Medipost Pharmacy dispenses prescription and other non-prescription items, including everything from chronic medication to wound care products and medicine cabinet essentials, delivered to any address in South Africa.

“Prevention is always better than treating a wound. Take precautions to avoid injury and keep healthy, including being as active as possible, eating a balanced, wholesome diet, losing excess weight, and managing existing health conditions carefully in regular consultation with your treating healthcare professional,” Ebersohn concludes.

 SIDEBAR: First aid kit essentials for wound care

Pharmacist Carla Ebersohn of Medipost Pharmacy recommends stocking your medicine cabinet or first aid kit with the following:

  • Sterile latex gloves
  • Wound cleaner or antiseptic solution
  • Hydrogen peroxide to help prevent infections in minor wounds, such as scrapes or small cuts
  • Gauze swabs for cleaning wounds and sterile gauze for dressings
  • Cotton wool for padding
  • Scissors, forceps (also known as tweezers) for removing splinters
  • Bandages of different sizes and safety pins for securing
  • A roll of elastic adhesive tape
  • First aid dressings
  • Alcohol swabs
  • Burn shield dressings
  • Povidone-iodine broad spectrum antiseptic cream for topical application
  • Antibacterial creams or ointments containing hydrocortisone and fusidic acid in combination for treating an infected wound.

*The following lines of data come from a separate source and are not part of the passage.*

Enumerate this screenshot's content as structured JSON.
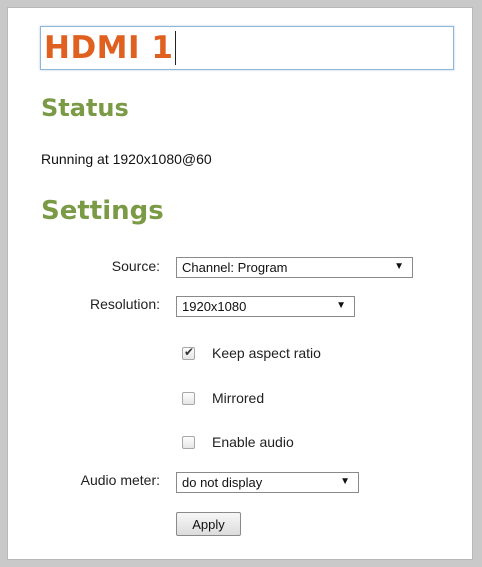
{
  "title": {
    "value": "HDMI 1"
  },
  "status": {
    "heading": "Status",
    "text": "Running at 1920x1080@60"
  },
  "settings": {
    "heading": "Settings",
    "source": {
      "label": "Source:",
      "value": "Channel: Program"
    },
    "resolution": {
      "label": "Resolution:",
      "value": "1920x1080"
    },
    "keep_aspect": {
      "label": "Keep aspect ratio",
      "checked": true
    },
    "mirrored": {
      "label": "Mirrored",
      "checked": false
    },
    "enable_audio": {
      "label": "Enable audio",
      "checked": false
    },
    "audio_meter": {
      "label": "Audio meter:",
      "value": "do not display"
    },
    "apply_label": "Apply"
  },
  "colors": {
    "title": "#e0601f",
    "heading": "#7a9a45",
    "input_border": "#8fb6d8"
  }
}
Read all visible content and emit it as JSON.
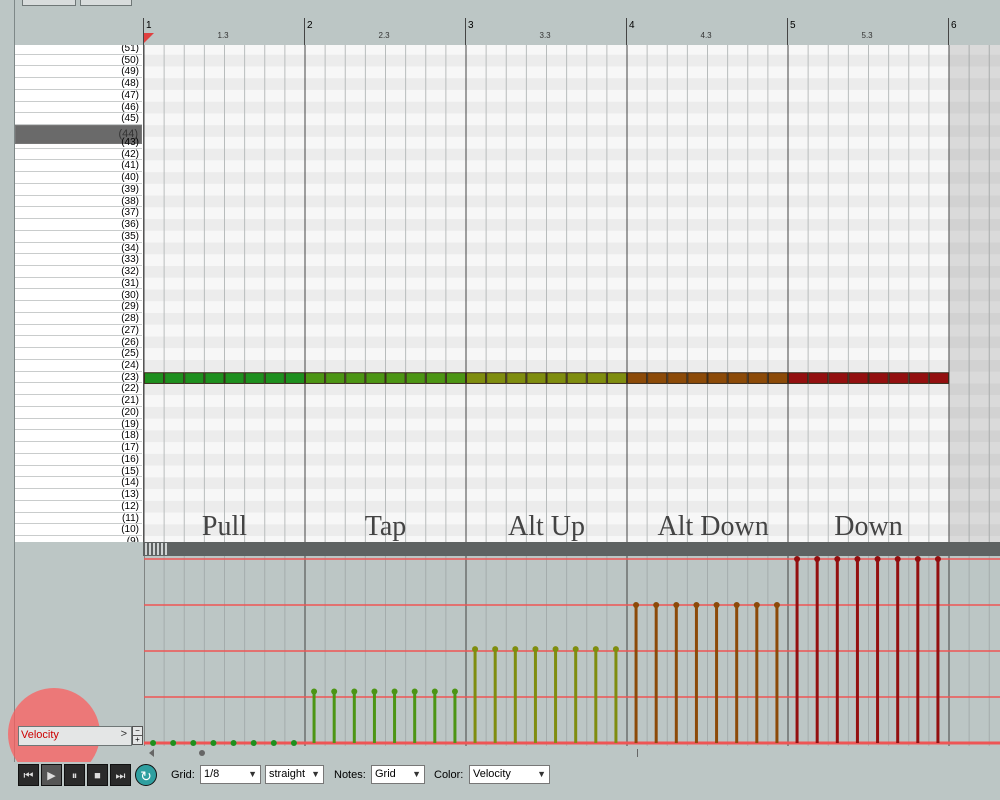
{
  "ruler": {
    "bars": [
      "1",
      "2",
      "3",
      "4",
      "5",
      "6"
    ],
    "sub_labels": [
      "1.3",
      "2.3",
      "3.3",
      "4.3",
      "5.3"
    ]
  },
  "piano_roll": {
    "rows": [
      "(51)",
      "(50)",
      "(49)",
      "(48)",
      "(47)",
      "(46)",
      "(45)",
      "(44)",
      "(43)",
      "(42)",
      "(41)",
      "(40)",
      "(39)",
      "(38)",
      "(37)",
      "(36)",
      "(35)",
      "(34)",
      "(33)",
      "(32)",
      "(31)",
      "(30)",
      "(29)",
      "(28)",
      "(27)",
      "(26)",
      "(25)",
      "(24)",
      "(23)",
      "(22)",
      "(21)",
      "(20)",
      "(19)",
      "(18)",
      "(17)",
      "(16)",
      "(15)",
      "(14)",
      "(13)",
      "(12)",
      "(11)",
      "(10)",
      "(9)"
    ],
    "selected_row": "(44)",
    "note_row": "(23)",
    "note_count": 40,
    "colors": {
      "pull": "#1e8f1e",
      "tap": "#4c9514",
      "alt_up": "#7f8d0f",
      "alt_down": "#8c4a08",
      "down": "#930f0f",
      "note_border": "#3a2a1a"
    }
  },
  "sections": [
    {
      "label": "Pull",
      "velocity": 0.0
    },
    {
      "label": "Tap",
      "velocity": 0.28
    },
    {
      "label": "Alt Up",
      "velocity": 0.51
    },
    {
      "label": "Alt Down",
      "velocity": 0.75
    },
    {
      "label": "Down",
      "velocity": 1.0
    }
  ],
  "lane": {
    "selector": "Velocity",
    "arrow": ">"
  },
  "toolbar": {
    "grid_label": "Grid:",
    "grid_value": "1/8",
    "swing_value": "straight",
    "notes_label": "Notes:",
    "notes_value": "Grid",
    "color_label": "Color:",
    "color_value": "Velocity"
  },
  "icons": {
    "skip_start": "⏮",
    "play": "▶",
    "pause": "⏸",
    "stop": "■",
    "skip_end": "⏭",
    "loop": "↻"
  }
}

“Check your home or office first aid kit to make sure you have these basic wound care items, available online at https://shop.medipost.co.za, and that the products are safely within the expiry dates to be prepared when a minor injury occurs,” Ebersohn says. 

For more information, please visit https://medipost.co.za/ or send a WhatsApp to 012 426 4655.


 Issued by:                                        Martina Nicholson Associates (MNA) on behalf of Medipost Pharmacy

For media enquiries contact:      Martina Nicholson, Meggan Saville, or Estene Lotriet-Vorster

Telephone:                                      (011) 469 3016

Email:                                                   connect@mnapr.co.za, martina@mnapr.co.za, meggan@mnapr.co.za or estene@mnapr.co.za